=== Dataset extract ===

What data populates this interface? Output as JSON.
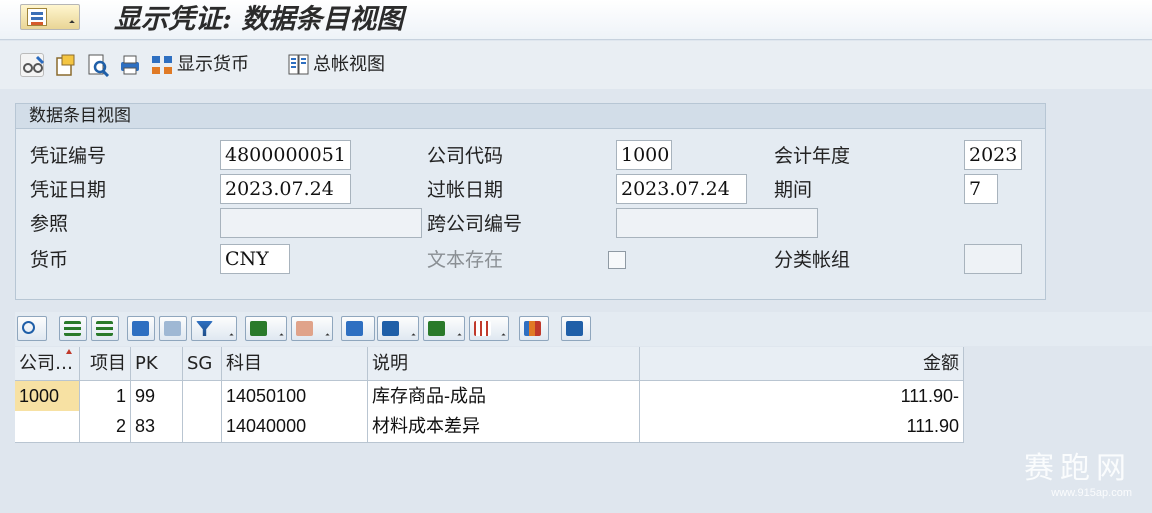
{
  "window": {
    "title": "显示凭证: 数据条目视图"
  },
  "toolbar": {
    "display_currency": "显示货币",
    "gl_view": "总帐视图"
  },
  "header": {
    "group_title": "数据条目视图",
    "doc_no_label": "凭证编号",
    "doc_no": "4800000051",
    "company_label": "公司代码",
    "company": "1000",
    "fiscal_year_label": "会计年度",
    "fiscal_year": "2023",
    "doc_date_label": "凭证日期",
    "doc_date": "2023.07.24",
    "post_date_label": "过帐日期",
    "post_date": "2023.07.24",
    "period_label": "期间",
    "period": "7",
    "ref_label": "参照",
    "ref": "",
    "cross_co_label": "跨公司编号",
    "cross_co": "",
    "currency_label": "货币",
    "currency": "CNY",
    "text_exists_label": "文本存在",
    "ledger_group_label": "分类帐组",
    "ledger_group": ""
  },
  "table": {
    "columns": [
      "公司…",
      "项目",
      "PK",
      "SG",
      "科目",
      "说明",
      "金额"
    ],
    "rows": [
      [
        "1000",
        "1",
        "99",
        "",
        "14050100",
        "库存商品-成品",
        "111.90-"
      ],
      [
        "",
        "2",
        "83",
        "",
        "14040000",
        "材料成本差异",
        "111.90"
      ]
    ]
  },
  "watermark": {
    "text": "赛跑网",
    "url": "www.915ap.com"
  },
  "colors": {
    "accent": "#f7e1a3",
    "background": "#dfe6ee"
  }
}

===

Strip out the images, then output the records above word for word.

**Result below**.
What data populates this interface? Output as JSON.
{
  "window": {
    "title": "显示凭证: 数据条目视图"
  },
  "toolbar": {
    "display_currency": "显示货币",
    "gl_view": "总帐视图"
  },
  "header": {
    "group_title": "数据条目视图",
    "doc_no_label": "凭证编号",
    "doc_no": "4800000051",
    "company_label": "公司代码",
    "company": "1000",
    "fiscal_year_label": "会计年度",
    "fiscal_year": "2023",
    "doc_date_label": "凭证日期",
    "doc_date": "2023.07.24",
    "post_date_label": "过帐日期",
    "post_date": "2023.07.24",
    "period_label": "期间",
    "period": "7",
    "ref_label": "参照",
    "ref": "",
    "cross_co_label": "跨公司编号",
    "cross_co": "",
    "currency_label": "货币",
    "currency": "CNY",
    "text_exists_label": "文本存在",
    "ledger_group_label": "分类帐组",
    "ledger_group": ""
  },
  "table": {
    "columns": [
      "公司…",
      "项目",
      "PK",
      "SG",
      "科目",
      "说明",
      "金额"
    ],
    "rows": [
      [
        "1000",
        "1",
        "99",
        "",
        "14050100",
        "库存商品-成品",
        "111.90-"
      ],
      [
        "",
        "2",
        "83",
        "",
        "14040000",
        "材料成本差异",
        "111.90"
      ]
    ]
  },
  "watermark": {
    "text": "赛跑网",
    "url": "www.915ap.com"
  },
  "colors": {
    "accent": "#f7e1a3",
    "background": "#dfe6ee"
  }
}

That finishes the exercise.